My Fitbit heartrate actually surpassed 100 as I tried to methodically sweep through the carnage in such a familiar setting, it’s jarring, being dumped into a scenario without warning. The photorealistic environments and captivating sound design really put you in the shoes of the SAS operative, whether you like it or not. What do you expect when you sign up for a self-proclaimed “visceral and dramatic single-player campaign”*?

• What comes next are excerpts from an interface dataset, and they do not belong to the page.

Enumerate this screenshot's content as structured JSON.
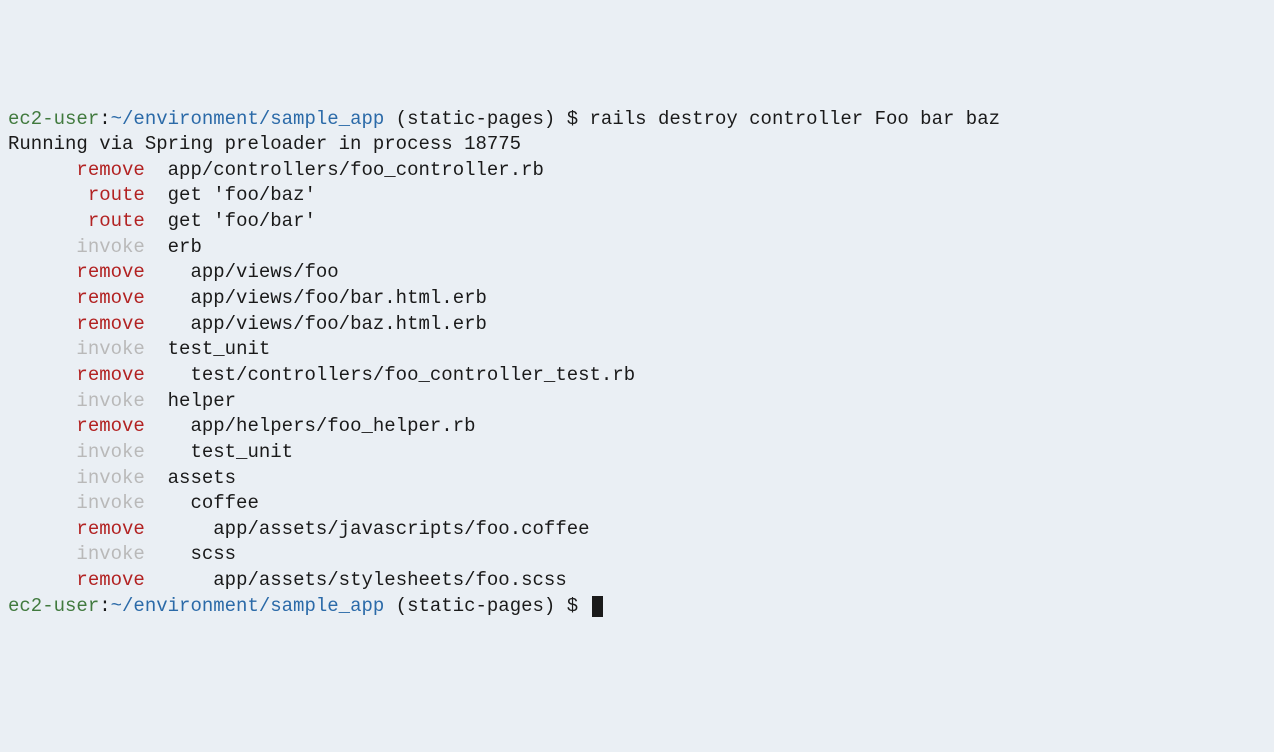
{
  "prompt1": {
    "user": "ec2-user",
    "colon": ":",
    "path": "~/environment/sample_app",
    "branch": " (static-pages) ",
    "dollar": "$ ",
    "command": "rails destroy controller Foo bar baz"
  },
  "preloader": "Running via Spring preloader in process 18775",
  "rows": [
    {
      "action": "remove",
      "klass": "action-remove",
      "pad": "      ",
      "arg": "app/controllers/foo_controller.rb",
      "argpad": "  "
    },
    {
      "action": "route",
      "klass": "action-route",
      "pad": "       ",
      "arg": "get 'foo/baz'",
      "argpad": "  "
    },
    {
      "action": "route",
      "klass": "action-route",
      "pad": "       ",
      "arg": "get 'foo/bar'",
      "argpad": "  "
    },
    {
      "action": "invoke",
      "klass": "action-invoke",
      "pad": "      ",
      "arg": "erb",
      "argpad": "  "
    },
    {
      "action": "remove",
      "klass": "action-remove",
      "pad": "      ",
      "arg": "app/views/foo",
      "argpad": "    "
    },
    {
      "action": "remove",
      "klass": "action-remove",
      "pad": "      ",
      "arg": "app/views/foo/bar.html.erb",
      "argpad": "    "
    },
    {
      "action": "remove",
      "klass": "action-remove",
      "pad": "      ",
      "arg": "app/views/foo/baz.html.erb",
      "argpad": "    "
    },
    {
      "action": "invoke",
      "klass": "action-invoke",
      "pad": "      ",
      "arg": "test_unit",
      "argpad": "  "
    },
    {
      "action": "remove",
      "klass": "action-remove",
      "pad": "      ",
      "arg": "test/controllers/foo_controller_test.rb",
      "argpad": "    "
    },
    {
      "action": "invoke",
      "klass": "action-invoke",
      "pad": "      ",
      "arg": "helper",
      "argpad": "  "
    },
    {
      "action": "remove",
      "klass": "action-remove",
      "pad": "      ",
      "arg": "app/helpers/foo_helper.rb",
      "argpad": "    "
    },
    {
      "action": "invoke",
      "klass": "action-invoke",
      "pad": "      ",
      "arg": "test_unit",
      "argpad": "    "
    },
    {
      "action": "invoke",
      "klass": "action-invoke",
      "pad": "      ",
      "arg": "assets",
      "argpad": "  "
    },
    {
      "action": "invoke",
      "klass": "action-invoke",
      "pad": "      ",
      "arg": "coffee",
      "argpad": "    "
    },
    {
      "action": "remove",
      "klass": "action-remove",
      "pad": "      ",
      "arg": "app/assets/javascripts/foo.coffee",
      "argpad": "      "
    },
    {
      "action": "invoke",
      "klass": "action-invoke",
      "pad": "      ",
      "arg": "scss",
      "argpad": "    "
    },
    {
      "action": "remove",
      "klass": "action-remove",
      "pad": "      ",
      "arg": "app/assets/stylesheets/foo.scss",
      "argpad": "      "
    }
  ],
  "prompt2": {
    "user": "ec2-user",
    "colon": ":",
    "path": "~/environment/sample_app",
    "branch": " (static-pages) ",
    "dollar": "$ "
  }
}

Arguably, this the best Call of Duty campaign yet. It’s my personal favourite. Perfectly balanced missions offer the player both variety and, for the Call of Duty veterans out there, snippets of nostalgia. There is always something new to experience within each scenario, whether it be a new weapon or piece of equipment – like night-vision goggles or a mortar; equally a different perspective is presented to the player just as often, whether it be that of an SAS operative, a Middle-Eastern freedom-fighter or as an innocent caught amidst the conflict.

In conclusion, the Modern Warfare campaign is a well-crafted game filled with technical innovations and tactful story-telling. I look forward to completing the final few missions after writing this review.

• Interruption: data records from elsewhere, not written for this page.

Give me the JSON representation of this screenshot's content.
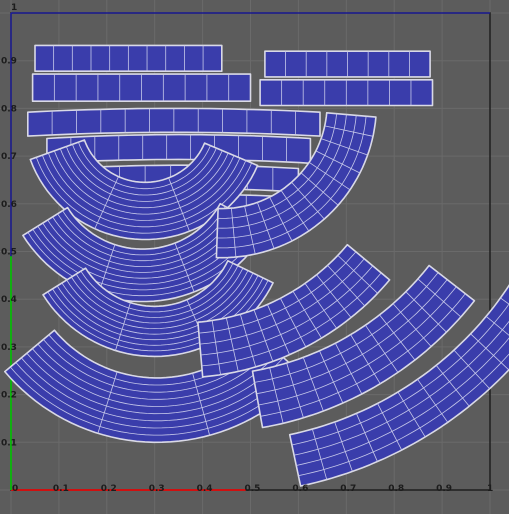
{
  "editor": {
    "background": "#5c5c5c",
    "grid_color": "#6a6a6a",
    "border_color": "#1e1e1e",
    "shell_fill": "#3a3dab",
    "shell_edge": "#d9d9e6",
    "shell_grid": "#c6c8ea",
    "u_axis_color": "#d01010",
    "v_axis_color": "#10b010",
    "frame_blue": "#1414c8"
  },
  "axis": {
    "corner_label": "1",
    "u_labels": [
      "0",
      "0.1",
      "0.2",
      "0.3",
      "0.4",
      "0.5",
      "0.6",
      "0.7",
      "0.8",
      "0.9",
      "1"
    ],
    "v_labels": [
      "0.1",
      "0.2",
      "0.3",
      "0.4",
      "0.5",
      "0.6",
      "0.7",
      "0.8",
      "0.9"
    ]
  },
  "uv_shells": [
    {
      "id": "strip-1",
      "type": "strip",
      "u0": 0.05,
      "u1": 0.44,
      "v0": 0.878,
      "v1": 0.932,
      "cols": 10
    },
    {
      "id": "strip-2",
      "type": "strip",
      "u0": 0.045,
      "u1": 0.5,
      "v0": 0.815,
      "v1": 0.872,
      "cols": 10
    },
    {
      "id": "strip-3",
      "type": "strip",
      "u0": 0.53,
      "u1": 0.875,
      "v0": 0.866,
      "v1": 0.92,
      "cols": 8
    },
    {
      "id": "strip-4",
      "type": "strip",
      "u0": 0.52,
      "u1": 0.88,
      "v0": 0.806,
      "v1": 0.86,
      "cols": 8
    },
    {
      "id": "bent-strip-1",
      "type": "bent-strip",
      "u0": 0.035,
      "u1": 0.645,
      "v0": 0.742,
      "v1": 0.792,
      "bend": 0.008,
      "cols": 12
    },
    {
      "id": "bent-strip-2",
      "type": "bent-strip",
      "u0": 0.075,
      "u1": 0.625,
      "v0": 0.685,
      "v1": 0.737,
      "bend": 0.008,
      "cols": 11
    },
    {
      "id": "bent-strip-3",
      "type": "bent-strip",
      "u0": 0.12,
      "u1": 0.6,
      "v0": 0.625,
      "v1": 0.674,
      "bend": 0.007,
      "cols": 9
    },
    {
      "id": "bent-strip-4",
      "type": "bent-strip",
      "u0": 0.11,
      "u1": 0.6,
      "v0": 0.565,
      "v1": 0.614,
      "bend": 0.006,
      "cols": 9
    },
    {
      "id": "arc-left-1",
      "type": "arc",
      "cu": 0.28,
      "cv": 0.78,
      "r0": 0.135,
      "r1": 0.255,
      "a0": 200,
      "a1": 337,
      "cols": 9,
      "rows": 3
    },
    {
      "id": "arc-left-2",
      "type": "arc",
      "cu": 0.275,
      "cv": 0.69,
      "r0": 0.185,
      "r1": 0.295,
      "a0": 212,
      "a1": 331,
      "cols": 9,
      "rows": 3
    },
    {
      "id": "arc-left-3",
      "type": "arc",
      "cu": 0.3,
      "cv": 0.555,
      "r0": 0.17,
      "r1": 0.275,
      "a0": 212,
      "a1": 334,
      "cols": 9,
      "rows": 3
    },
    {
      "id": "arc-left-4",
      "type": "arc",
      "cu": 0.305,
      "cv": 0.515,
      "r0": 0.28,
      "r1": 0.415,
      "a0": 220,
      "a1": 318,
      "cols": 9,
      "rows": 3
    },
    {
      "id": "arc-right-1",
      "type": "arc",
      "cu": 0.44,
      "cv": 0.81,
      "r0": 0.22,
      "r1": 0.323,
      "a0": 268,
      "a1": 355,
      "cols": 5,
      "rows": 12
    },
    {
      "id": "arc-right-2",
      "type": "arc",
      "cu": 0.35,
      "cv": 0.81,
      "r0": 0.46,
      "r1": 0.575,
      "a0": 275,
      "a1": 320,
      "cols": 5,
      "rows": 12
    },
    {
      "id": "arc-right-3",
      "type": "arc",
      "cu": 0.4,
      "cv": 0.84,
      "r0": 0.6,
      "r1": 0.72,
      "a0": 280,
      "a1": 322,
      "cols": 5,
      "rows": 12
    },
    {
      "id": "arc-right-4",
      "type": "arc",
      "cu": 0.43,
      "cv": 0.83,
      "r0": 0.73,
      "r1": 0.84,
      "a0": 282,
      "a1": 328,
      "cols": 5,
      "rows": 12
    }
  ]
}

*For the record, I did not take out any civilians during the mission.

A Brief Note on Multiplayer

Call of Duty: Modern Warfare‘s multiplayer brings exactly what you’d expect to the table. This isn’t necessarily a bad thing. Honestly, it’s the most fun I’ve had playing Call of Duty online. The weapons are realistic, varied and it’s actually fun to switch up your classes every few games.

  • Initially, I seemed to have been stuck playing the same maps over-and-over again. Making use of the game’s filtering system is highly recommended to counteract this and get the most out of your multiplayer experience. There’s loads of maps already on there – just filter it by TDM and you should be able to access them more often.
  • For me, I’ve found the new Realism mode to be the most fun: it’s a real test of skill not relying on the game’s familiar HUD. It’s down to your own competance with your virtual arsenal to win at this mode… you don’t realise how often you look down to the bottom-left for reassurance of your ammo/equipment levels. If you’re like me, you may just reload after every round, ‘just incase’.
  • The Night Vision maps are worth a look, too… even if I suck at them, I will give them a mention; Ground War is worth a look to get a slice of the Battlefield-esque action that you know and love. It’s carnage and fun to get stuck into.

There’s not much else for me to say about multiplayer here as it’s often down to personal preference whether you’re going to like it or not. Kudos to Modern Warfare for dodging the metaphorical bullet and offering free content , though.

So far, out of the new maps, Shoot House is my favourite.

Thanks for reading! “Stay frosty.”